▶ [Task item]: Look for the string "ylabel" in the listing. Copy each line that has it.

▶ [Given data]:
※

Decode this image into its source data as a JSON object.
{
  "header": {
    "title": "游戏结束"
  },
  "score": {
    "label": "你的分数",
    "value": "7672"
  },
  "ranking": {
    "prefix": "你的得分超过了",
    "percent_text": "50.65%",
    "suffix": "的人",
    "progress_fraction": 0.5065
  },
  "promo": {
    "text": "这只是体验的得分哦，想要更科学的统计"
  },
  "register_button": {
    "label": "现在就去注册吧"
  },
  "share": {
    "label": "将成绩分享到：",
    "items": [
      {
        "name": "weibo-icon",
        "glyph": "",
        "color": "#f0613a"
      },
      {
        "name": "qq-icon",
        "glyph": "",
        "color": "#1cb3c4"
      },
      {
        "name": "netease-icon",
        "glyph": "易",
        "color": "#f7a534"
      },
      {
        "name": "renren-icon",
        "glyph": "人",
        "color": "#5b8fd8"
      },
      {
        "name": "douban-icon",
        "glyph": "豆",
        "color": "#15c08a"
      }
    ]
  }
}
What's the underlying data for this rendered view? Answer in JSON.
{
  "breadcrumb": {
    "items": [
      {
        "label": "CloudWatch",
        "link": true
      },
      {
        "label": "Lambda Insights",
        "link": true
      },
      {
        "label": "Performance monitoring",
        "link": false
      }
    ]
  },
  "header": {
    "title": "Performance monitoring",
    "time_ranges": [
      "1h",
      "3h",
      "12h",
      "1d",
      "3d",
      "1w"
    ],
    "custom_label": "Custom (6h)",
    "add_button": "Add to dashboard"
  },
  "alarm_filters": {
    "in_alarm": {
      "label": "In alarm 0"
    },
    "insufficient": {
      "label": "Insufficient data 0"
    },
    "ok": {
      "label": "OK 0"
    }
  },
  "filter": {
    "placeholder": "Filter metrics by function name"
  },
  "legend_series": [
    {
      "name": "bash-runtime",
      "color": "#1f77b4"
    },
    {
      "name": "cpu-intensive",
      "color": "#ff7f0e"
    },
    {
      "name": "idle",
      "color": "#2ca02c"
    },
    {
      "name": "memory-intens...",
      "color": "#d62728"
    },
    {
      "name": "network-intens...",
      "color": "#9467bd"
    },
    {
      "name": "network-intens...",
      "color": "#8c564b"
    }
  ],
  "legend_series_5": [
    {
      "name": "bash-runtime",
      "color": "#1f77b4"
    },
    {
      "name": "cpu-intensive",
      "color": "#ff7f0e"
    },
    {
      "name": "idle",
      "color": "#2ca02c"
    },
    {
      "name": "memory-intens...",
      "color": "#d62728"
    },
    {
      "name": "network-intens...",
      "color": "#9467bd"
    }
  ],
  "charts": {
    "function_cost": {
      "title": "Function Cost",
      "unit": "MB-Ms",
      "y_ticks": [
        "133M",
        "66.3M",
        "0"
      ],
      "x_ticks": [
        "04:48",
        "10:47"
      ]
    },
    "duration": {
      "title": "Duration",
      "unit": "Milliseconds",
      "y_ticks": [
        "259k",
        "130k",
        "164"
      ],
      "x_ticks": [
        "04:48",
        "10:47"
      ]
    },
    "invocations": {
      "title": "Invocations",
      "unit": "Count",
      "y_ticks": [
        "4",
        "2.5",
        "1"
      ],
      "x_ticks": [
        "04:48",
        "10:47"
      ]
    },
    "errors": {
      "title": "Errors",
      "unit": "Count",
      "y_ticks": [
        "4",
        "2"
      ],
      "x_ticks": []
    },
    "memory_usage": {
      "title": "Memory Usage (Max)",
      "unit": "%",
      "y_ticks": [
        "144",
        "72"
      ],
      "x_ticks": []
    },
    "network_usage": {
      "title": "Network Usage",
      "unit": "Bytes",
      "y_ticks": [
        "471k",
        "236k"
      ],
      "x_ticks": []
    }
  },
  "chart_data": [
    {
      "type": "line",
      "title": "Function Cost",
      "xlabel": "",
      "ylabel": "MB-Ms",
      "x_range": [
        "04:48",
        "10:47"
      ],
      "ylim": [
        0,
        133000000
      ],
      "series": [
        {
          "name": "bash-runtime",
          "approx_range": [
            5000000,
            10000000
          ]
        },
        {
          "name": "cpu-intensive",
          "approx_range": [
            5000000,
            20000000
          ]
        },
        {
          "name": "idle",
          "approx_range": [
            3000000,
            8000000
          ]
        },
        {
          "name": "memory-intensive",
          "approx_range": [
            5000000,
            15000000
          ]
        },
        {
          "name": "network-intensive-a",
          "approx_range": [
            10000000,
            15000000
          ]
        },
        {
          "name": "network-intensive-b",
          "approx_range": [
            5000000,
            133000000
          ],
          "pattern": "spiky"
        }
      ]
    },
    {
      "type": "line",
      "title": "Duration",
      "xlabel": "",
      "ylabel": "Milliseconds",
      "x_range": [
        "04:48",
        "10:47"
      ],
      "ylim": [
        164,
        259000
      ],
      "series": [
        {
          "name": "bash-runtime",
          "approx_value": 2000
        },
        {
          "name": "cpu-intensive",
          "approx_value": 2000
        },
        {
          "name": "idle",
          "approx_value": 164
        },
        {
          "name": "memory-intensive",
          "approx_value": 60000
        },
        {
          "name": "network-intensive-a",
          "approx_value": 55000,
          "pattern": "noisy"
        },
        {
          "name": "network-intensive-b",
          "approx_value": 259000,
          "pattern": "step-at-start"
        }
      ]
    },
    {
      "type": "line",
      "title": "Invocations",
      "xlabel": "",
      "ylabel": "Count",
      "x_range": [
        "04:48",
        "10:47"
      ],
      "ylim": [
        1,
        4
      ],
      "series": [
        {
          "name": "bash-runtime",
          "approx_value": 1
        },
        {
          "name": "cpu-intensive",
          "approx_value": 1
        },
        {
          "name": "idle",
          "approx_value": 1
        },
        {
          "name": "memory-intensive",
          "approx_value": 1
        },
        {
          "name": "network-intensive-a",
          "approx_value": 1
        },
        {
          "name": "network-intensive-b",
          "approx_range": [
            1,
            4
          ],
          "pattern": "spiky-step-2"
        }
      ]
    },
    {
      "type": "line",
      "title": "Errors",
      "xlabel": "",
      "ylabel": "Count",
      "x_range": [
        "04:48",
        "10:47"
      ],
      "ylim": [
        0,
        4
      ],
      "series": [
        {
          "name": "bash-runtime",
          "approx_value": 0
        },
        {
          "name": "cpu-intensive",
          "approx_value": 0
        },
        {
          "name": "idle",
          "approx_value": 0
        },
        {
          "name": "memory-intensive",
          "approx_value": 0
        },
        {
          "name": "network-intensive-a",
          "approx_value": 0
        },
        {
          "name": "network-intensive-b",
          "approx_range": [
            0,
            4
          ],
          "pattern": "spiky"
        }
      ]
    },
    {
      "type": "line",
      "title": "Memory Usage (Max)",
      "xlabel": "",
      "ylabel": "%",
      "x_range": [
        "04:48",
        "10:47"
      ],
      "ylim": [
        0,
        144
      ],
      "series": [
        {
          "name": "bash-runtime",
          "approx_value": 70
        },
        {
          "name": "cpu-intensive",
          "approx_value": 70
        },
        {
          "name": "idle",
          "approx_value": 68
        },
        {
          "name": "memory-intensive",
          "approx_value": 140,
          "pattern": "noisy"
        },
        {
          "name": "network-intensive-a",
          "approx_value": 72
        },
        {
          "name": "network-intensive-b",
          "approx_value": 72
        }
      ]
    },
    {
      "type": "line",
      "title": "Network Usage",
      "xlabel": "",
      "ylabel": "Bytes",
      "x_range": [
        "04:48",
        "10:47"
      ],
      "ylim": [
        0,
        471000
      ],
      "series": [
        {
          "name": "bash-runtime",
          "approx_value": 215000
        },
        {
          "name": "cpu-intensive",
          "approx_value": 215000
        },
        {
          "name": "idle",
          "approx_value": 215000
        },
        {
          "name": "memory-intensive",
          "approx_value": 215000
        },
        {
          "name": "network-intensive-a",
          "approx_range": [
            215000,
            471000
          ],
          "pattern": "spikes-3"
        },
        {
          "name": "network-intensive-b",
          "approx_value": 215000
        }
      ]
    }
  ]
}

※

▶ [Solution for this exercise]:
      "ylabel": "MB-Ms",
      "ylabel": "Milliseconds",
      "ylabel": "Count",
      "ylabel": "Count",
      "ylabel": "%",
      "ylabel": "Bytes",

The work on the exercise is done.